So for example, to honor biblical principles of purity, you had to practice courtship according to ideas in my books. Or to love the local church you shouldn’t go away to college but stay local. Or to value the leadership and teaching of the pastors, you shouldn’t attend outside Bible studies. Or to practice biblical femininity, you shouldn’t pursue higher education or work outside the home.
All this is a disservice to you for several reasons. First, because it doesn’t teach you to grapple with God’s Word for yourself. We want you to study God’s Word yourself, see the biblical principles clearly, and put them into practice based on a clear conviction, not the conviction of someone else.
This is also a problem because it can lead to a legalistic environment where some people are more concerned with what other people practice than with the sufficiency of God’s Word and the power of the Holy Spirit.
Reducing to only one practice has also resulted in people feeling judged by others for not having the same practice.
One of the realizations we’re coming to as pastors is that we can do a better job in teaching the principle of Christian liberty taught in passages like Romans 14 and 1 Cor. 8-9. The principle of Christian liberty is that as followers of Christ we have freedom to make decisions about matters that are not revealed or mandated in Scripture without fear of sinning against God.
We can do a better job of teaching that one person’s or one pastor’s practice of wisdom is not God’s law and shouldn’t bind another person’s conscience.
We all need to wrestle with questions of wisdom. We all need to humbly seek to practice biblical principles and then discuss our differences with each other charitably and humbly. But we cannot as a church make everyone adopt the same practice. No matter how wise we think our practice might be, we can’t invest it with the authority of God’s Word.
We want to do a better job of teaching the principles of God’s Word and encouraging you as individuals and families to apply the Word as you see fit before the Lord. We still want to encourage each other to put God’s truth into practice. But we also want to emphasize the freedom we have as individuals and families to have different practices of the very same principle. We want to cultivate an even greater culture of grace even as we strive for holiness.

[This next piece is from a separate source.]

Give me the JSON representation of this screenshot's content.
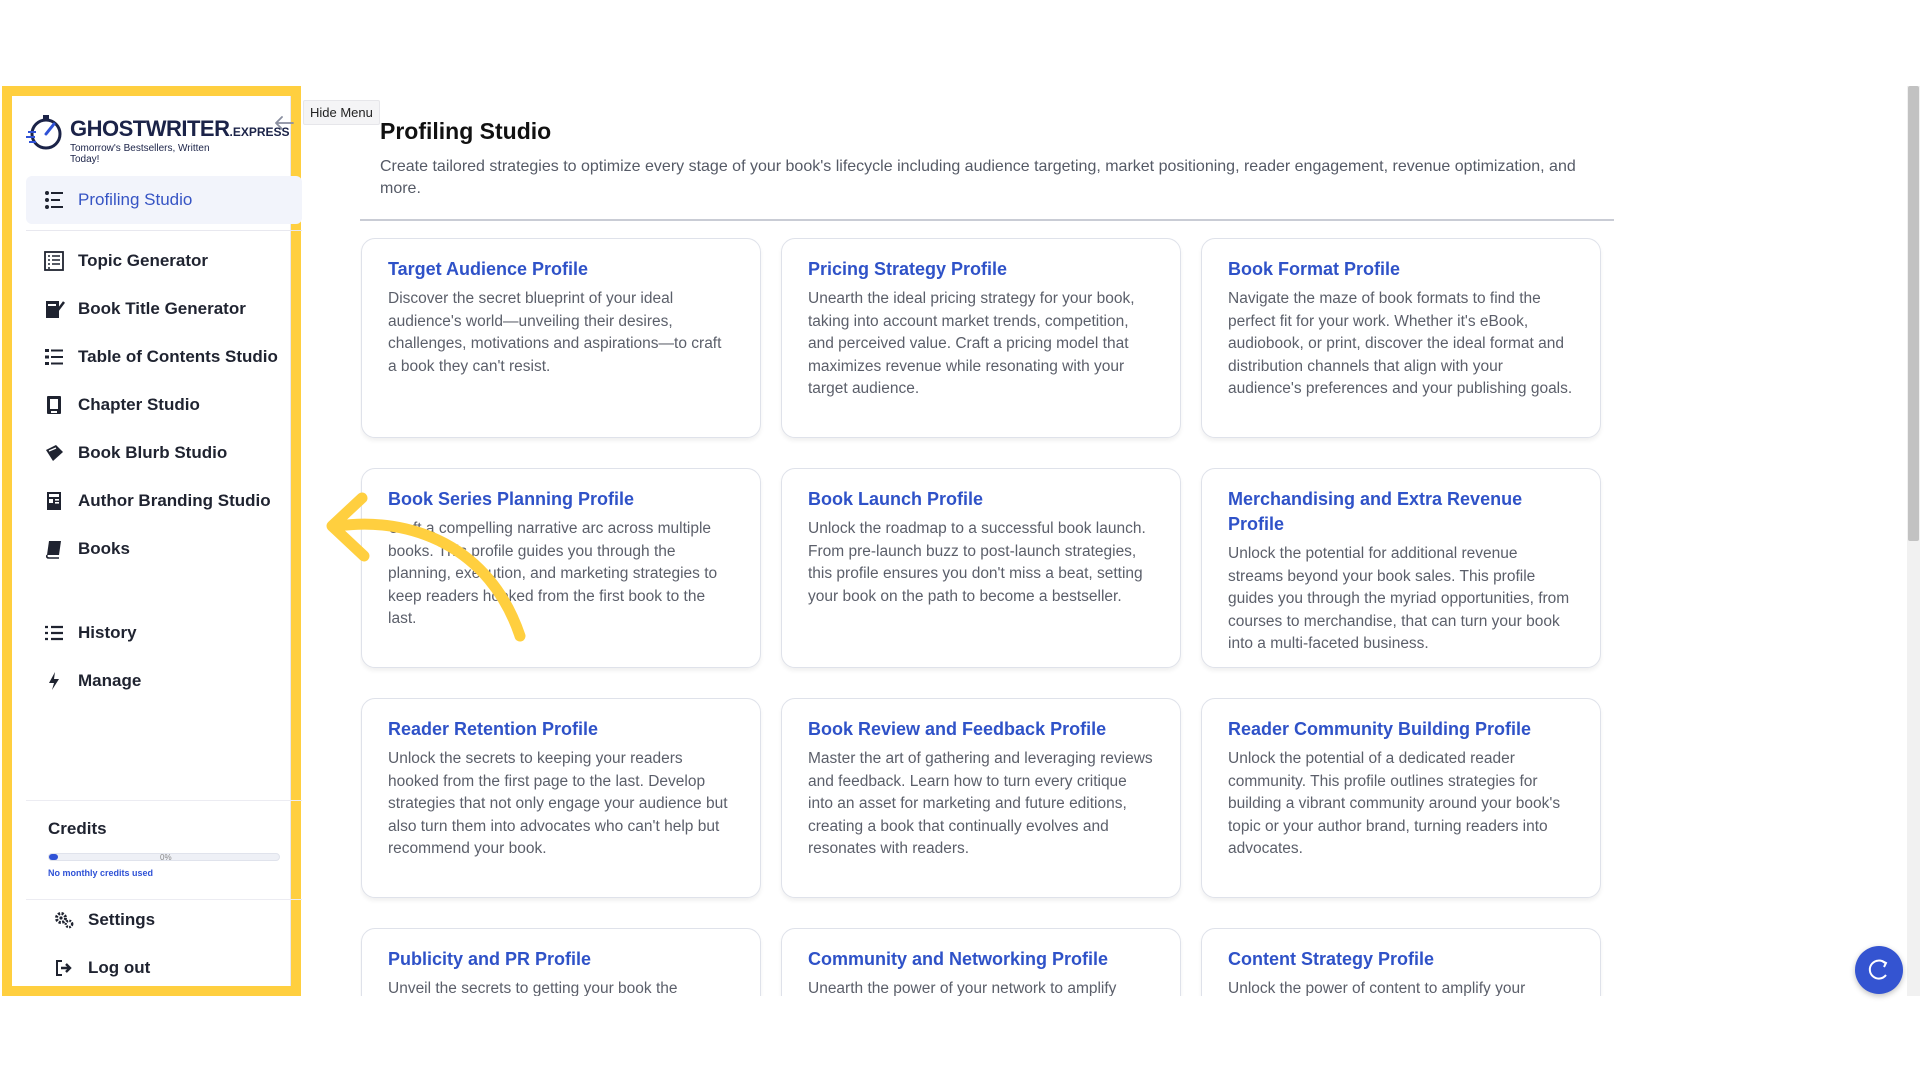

Amen! And may God make Grace Fellowship Church such a church, which seeks to be practical, but not legalistic, led by leaders who are humble enough to admit their mistakes and strive to do better for the sake of the kingdom!